**Exercise description:**
Search the records that follow and extract every line containing the string "name".

**Material supplied:**
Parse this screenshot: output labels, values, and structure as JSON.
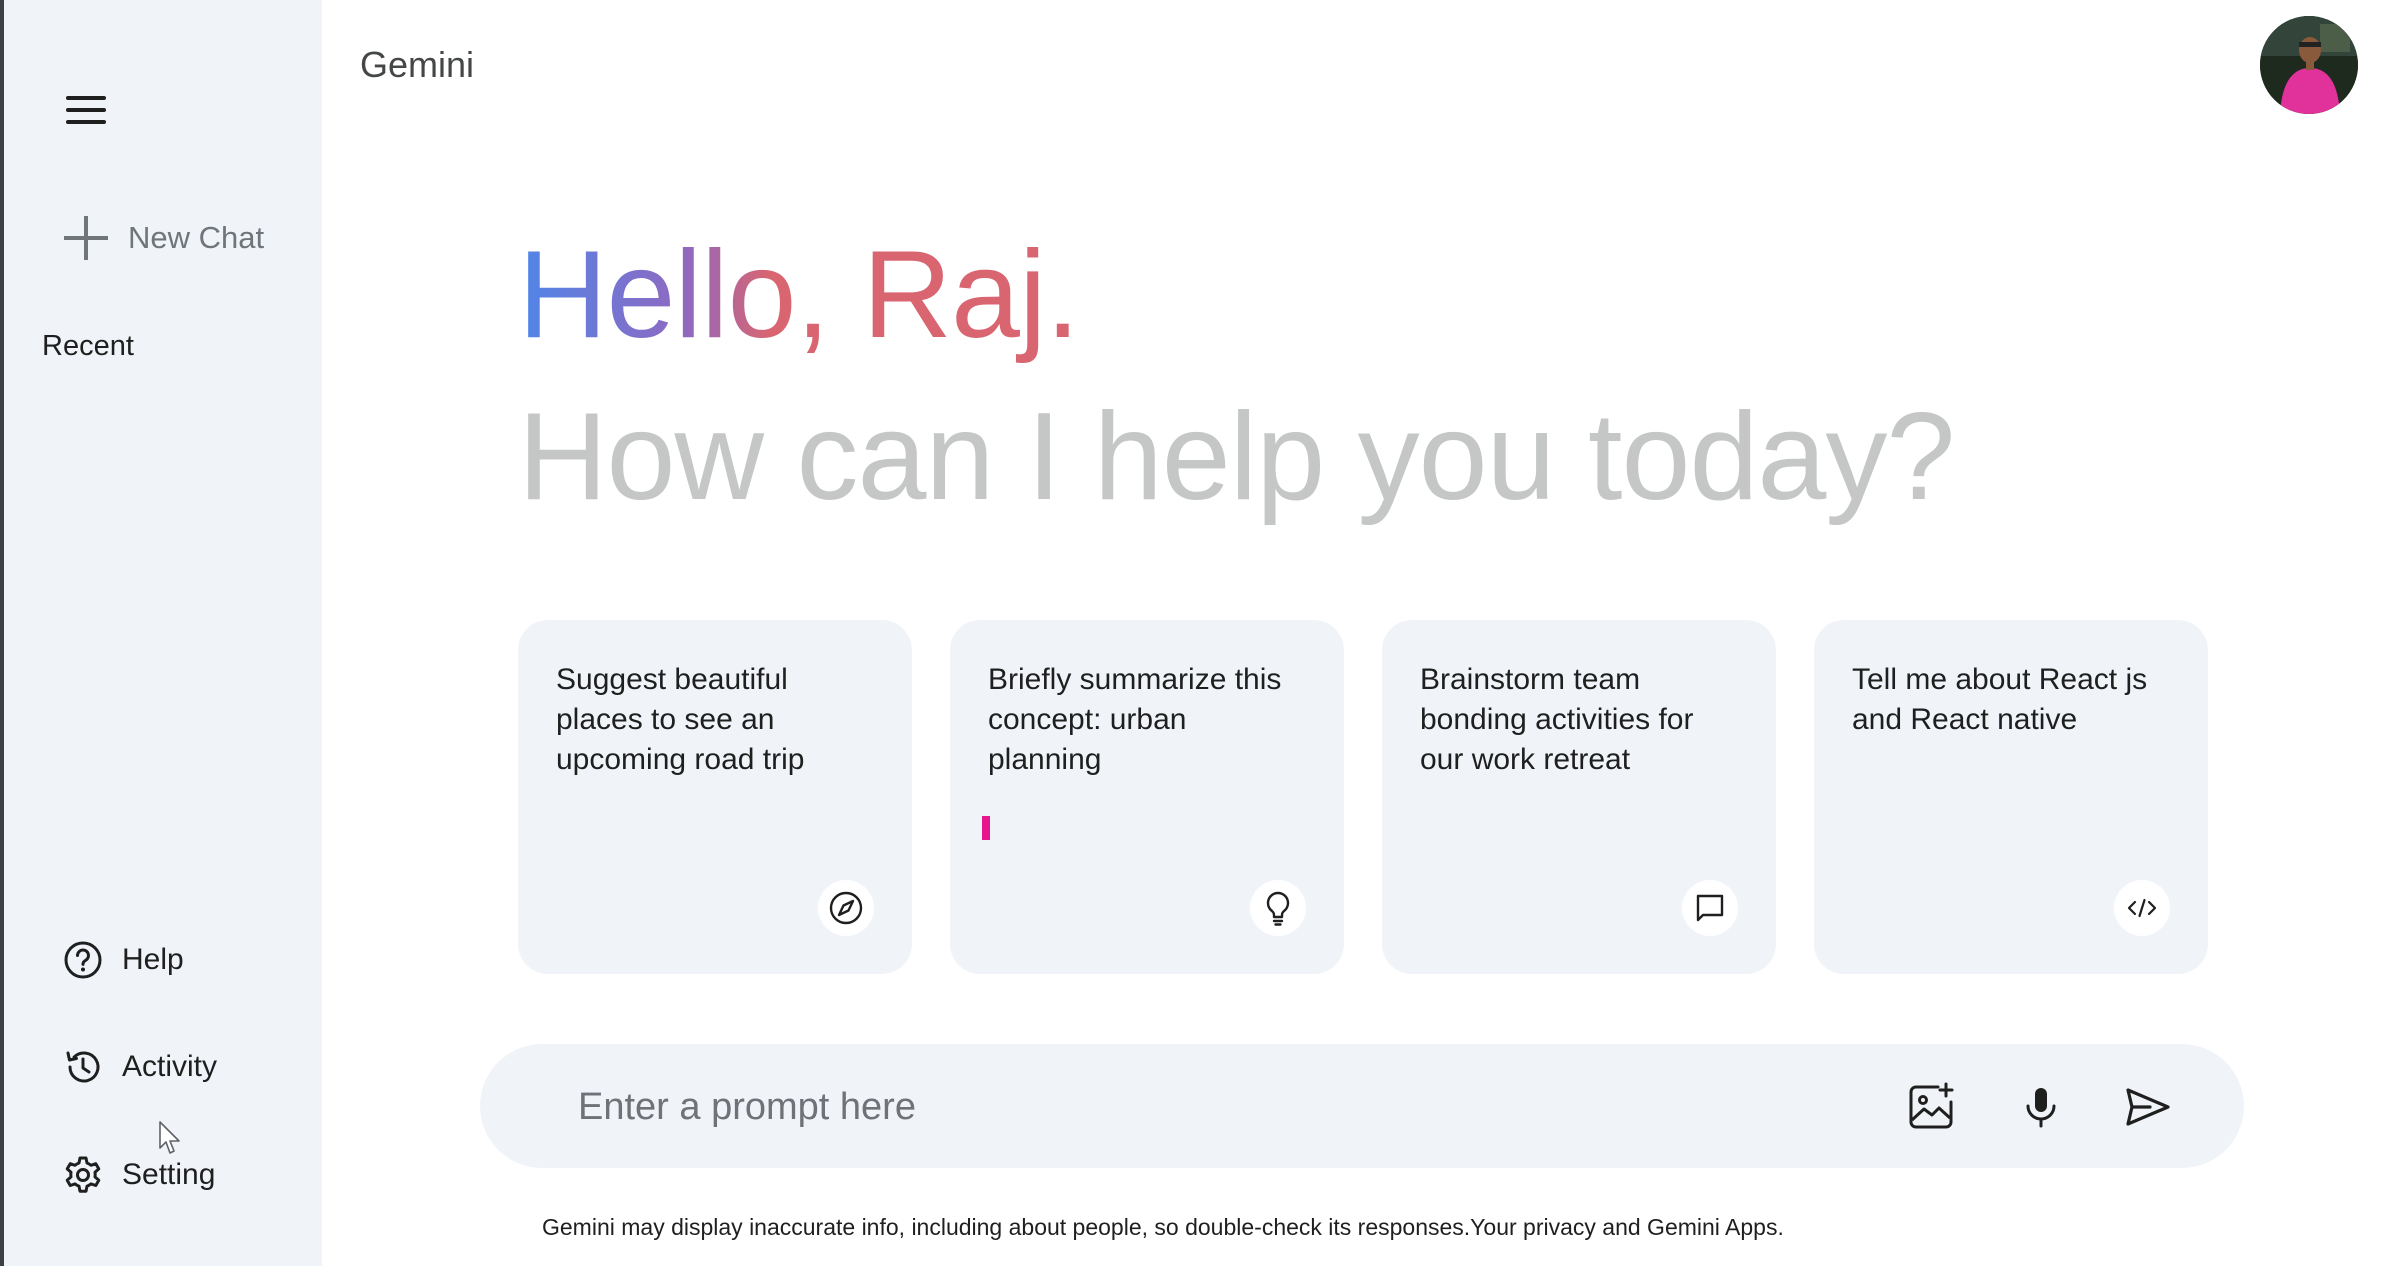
{
  "app": {
    "brand": "Gemini"
  },
  "sidebar": {
    "new_chat_label": "New Chat",
    "recent_title": "Recent",
    "bottom_items": [
      {
        "label": "Help",
        "icon": "help-icon"
      },
      {
        "label": "Activity",
        "icon": "history-icon"
      },
      {
        "label": "Setting",
        "icon": "gear-icon"
      }
    ]
  },
  "greeting": {
    "hello": "Hello, Raj.",
    "subtitle": "How can I help you today?",
    "gradient_colors": [
      "#4f86e8",
      "#9168c0",
      "#d96570"
    ]
  },
  "cards": [
    {
      "text": "Suggest beautiful places to see an upcoming road trip",
      "icon": "compass-icon"
    },
    {
      "text": "Briefly summarize this concept: urban planning",
      "icon": "lightbulb-icon"
    },
    {
      "text": "Brainstorm team bonding activities for our work retreat",
      "icon": "message-icon"
    },
    {
      "text": "Tell me about React js and React native",
      "icon": "code-icon"
    }
  ],
  "prompt": {
    "placeholder": "Enter a prompt here",
    "value": ""
  },
  "footer": {
    "disclaimer": "Gemini may display inaccurate info, including about people, so double-check its responses.Your privacy and Gemini Apps."
  },
  "colors": {
    "sidebar_bg": "#f0f4f9",
    "card_bg": "#f0f4f9",
    "subtitle": "#c4c7c5",
    "caret_accent": "#e8168c"
  }
}
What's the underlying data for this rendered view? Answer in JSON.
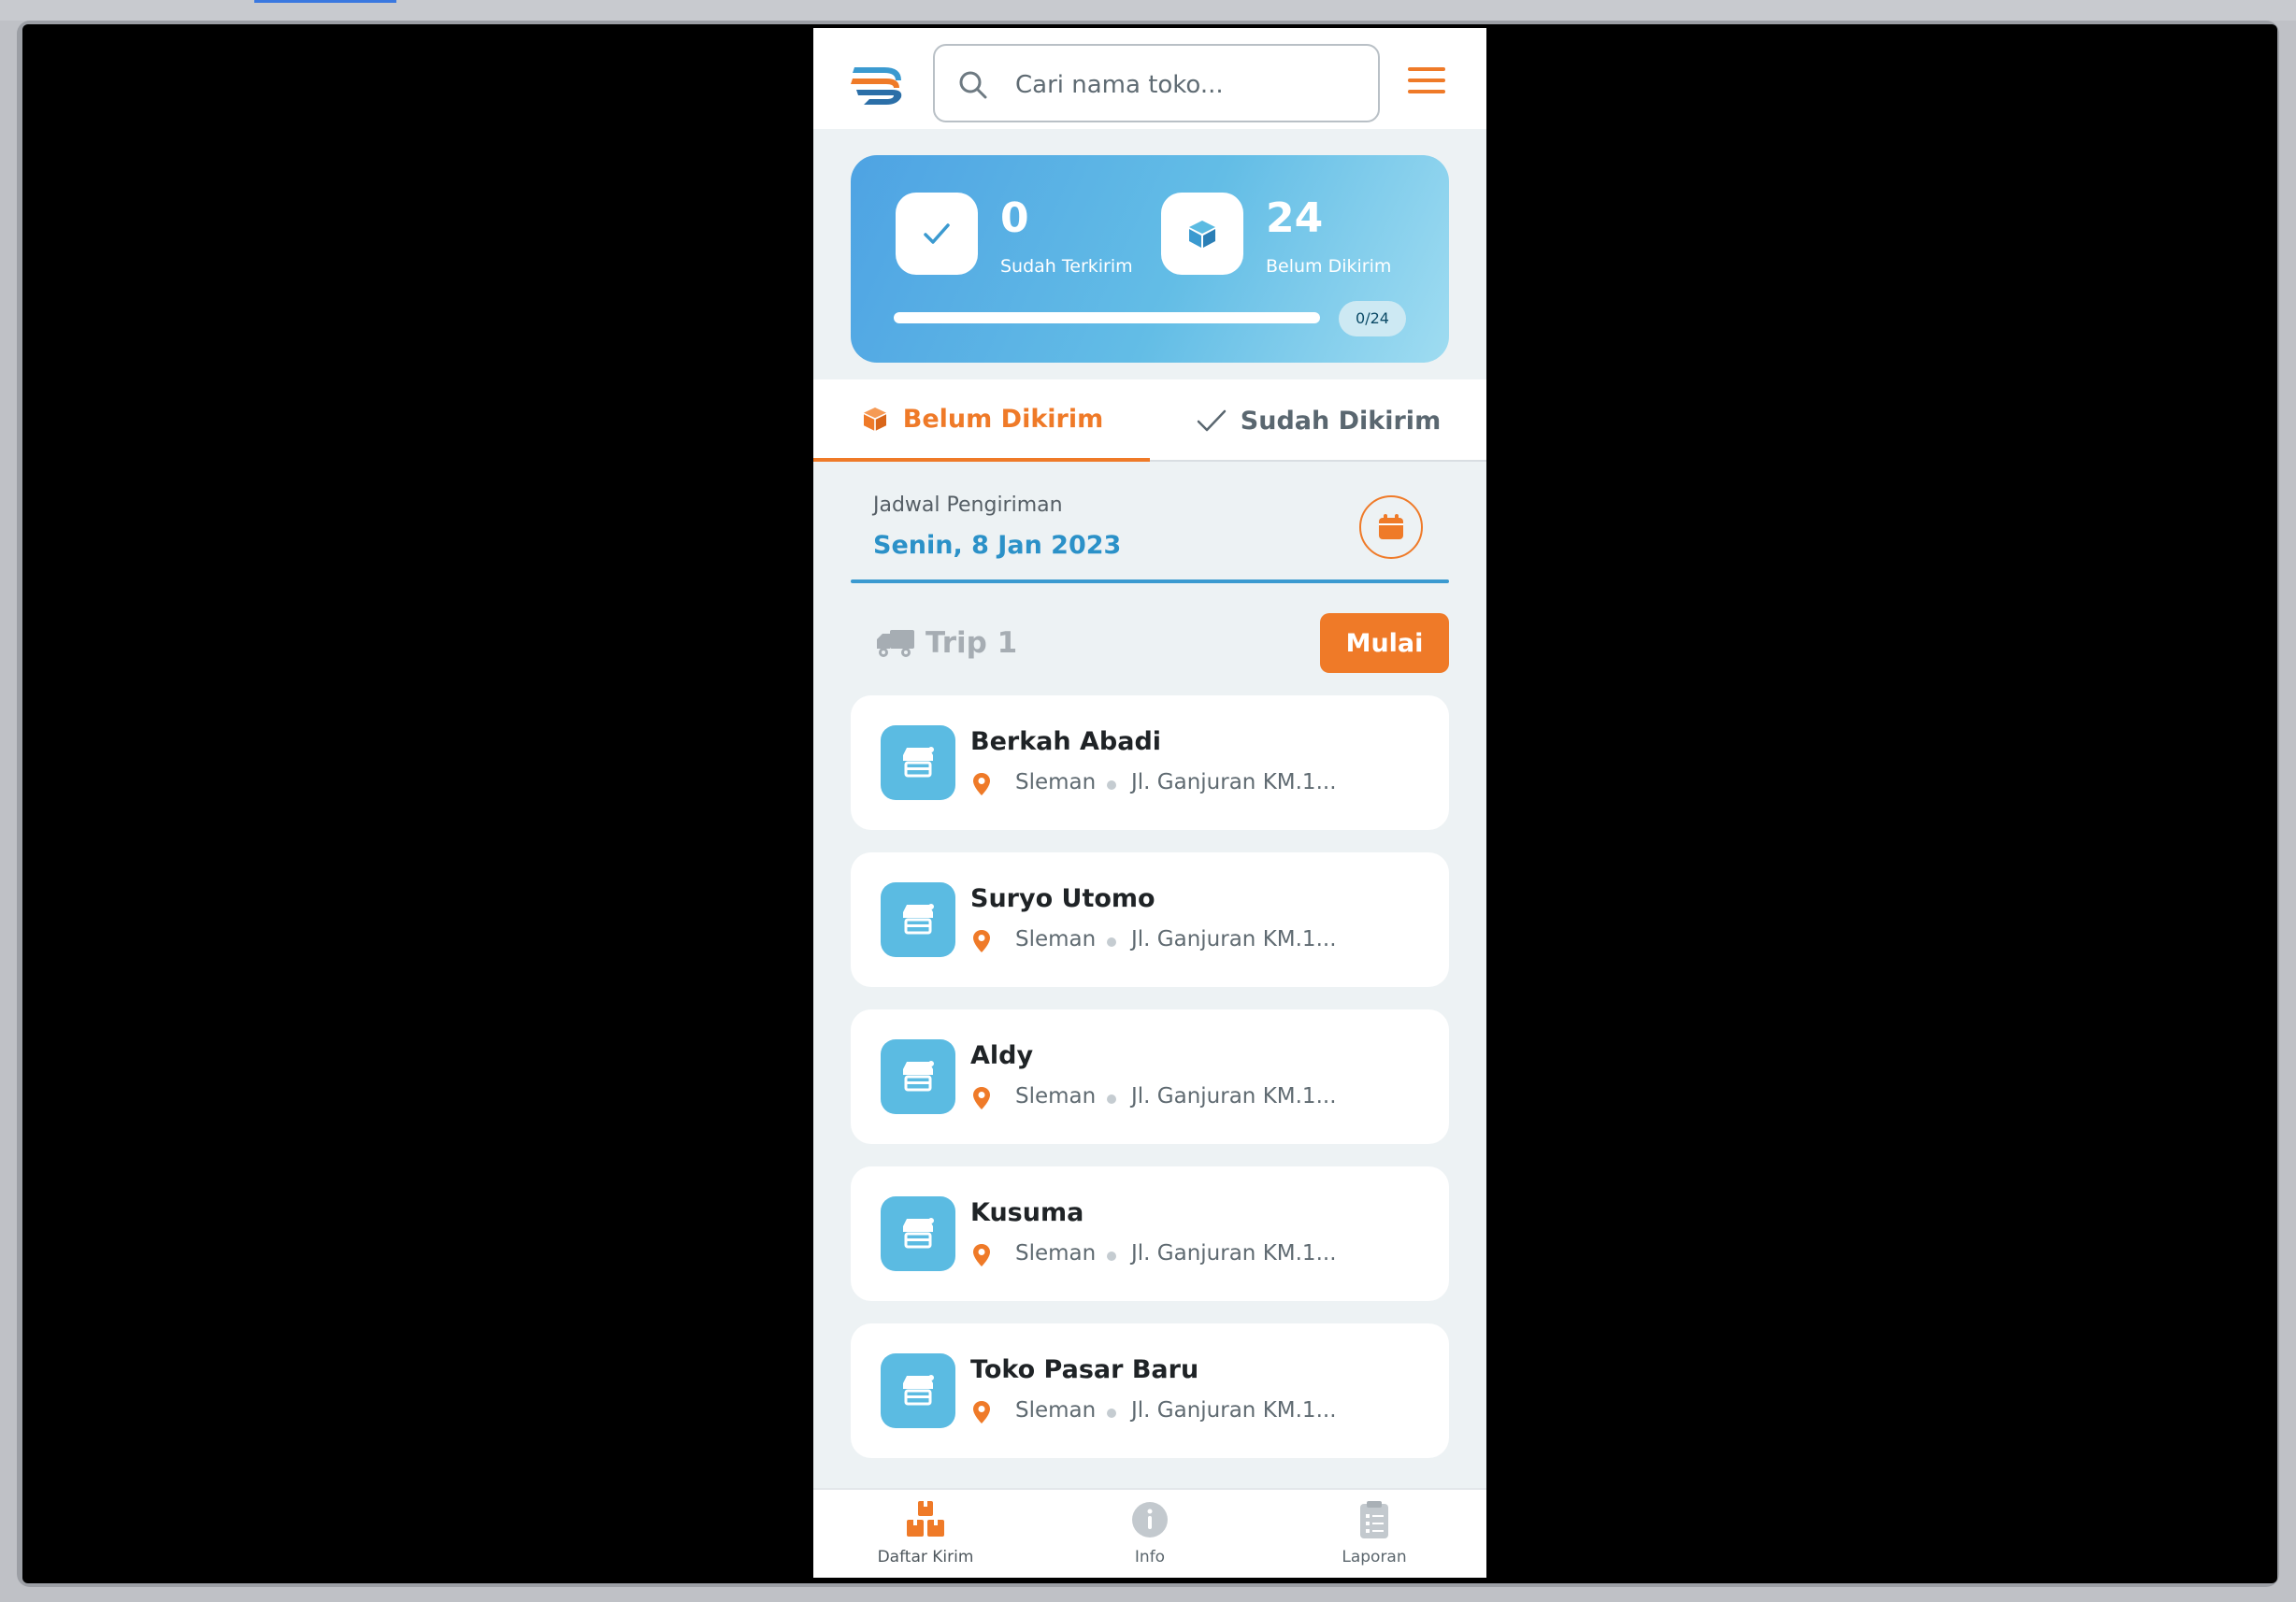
{
  "header": {
    "search_placeholder": "Cari nama toko..."
  },
  "summary": {
    "delivered_count": "0",
    "delivered_label": "Sudah Terkirim",
    "pending_count": "24",
    "pending_label": "Belum Dikirim",
    "progress_text": "0/24",
    "progress_fraction": 0
  },
  "tabs": [
    {
      "label": "Belum Dikirim",
      "active": true
    },
    {
      "label": "Sudah Dikirim",
      "active": false
    }
  ],
  "schedule": {
    "label": "Jadwal Pengiriman",
    "date": "Senin, 8 Jan 2023"
  },
  "trip": {
    "label": "Trip 1",
    "start_label": "Mulai"
  },
  "stores": [
    {
      "name": "Berkah Abadi",
      "region": "Sleman",
      "address": "Jl. Ganjuran KM.1..."
    },
    {
      "name": "Suryo Utomo",
      "region": "Sleman",
      "address": "Jl. Ganjuran KM.1..."
    },
    {
      "name": "Aldy",
      "region": "Sleman",
      "address": "Jl. Ganjuran KM.1..."
    },
    {
      "name": "Kusuma",
      "region": "Sleman",
      "address": "Jl. Ganjuran KM.1..."
    },
    {
      "name": "Toko Pasar Baru",
      "region": "Sleman",
      "address": "Jl. Ganjuran KM.1..."
    }
  ],
  "bottom_nav": [
    {
      "label": "Daftar Kirim",
      "icon": "boxes-icon",
      "active": true
    },
    {
      "label": "Info",
      "icon": "info-icon",
      "active": false
    },
    {
      "label": "Laporan",
      "icon": "clipboard-icon",
      "active": false
    }
  ],
  "colors": {
    "accent": "#ef7a28",
    "primary_blue": "#2b91c8",
    "store_icon_bg": "#5bbbe2"
  }
}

**Solution to this problem:**
      "name": "Berkah Abadi",
      "name": "Suryo Utomo",
      "name": "Aldy",
      "name": "Kusuma",
      "name": "Toko Pasar Baru",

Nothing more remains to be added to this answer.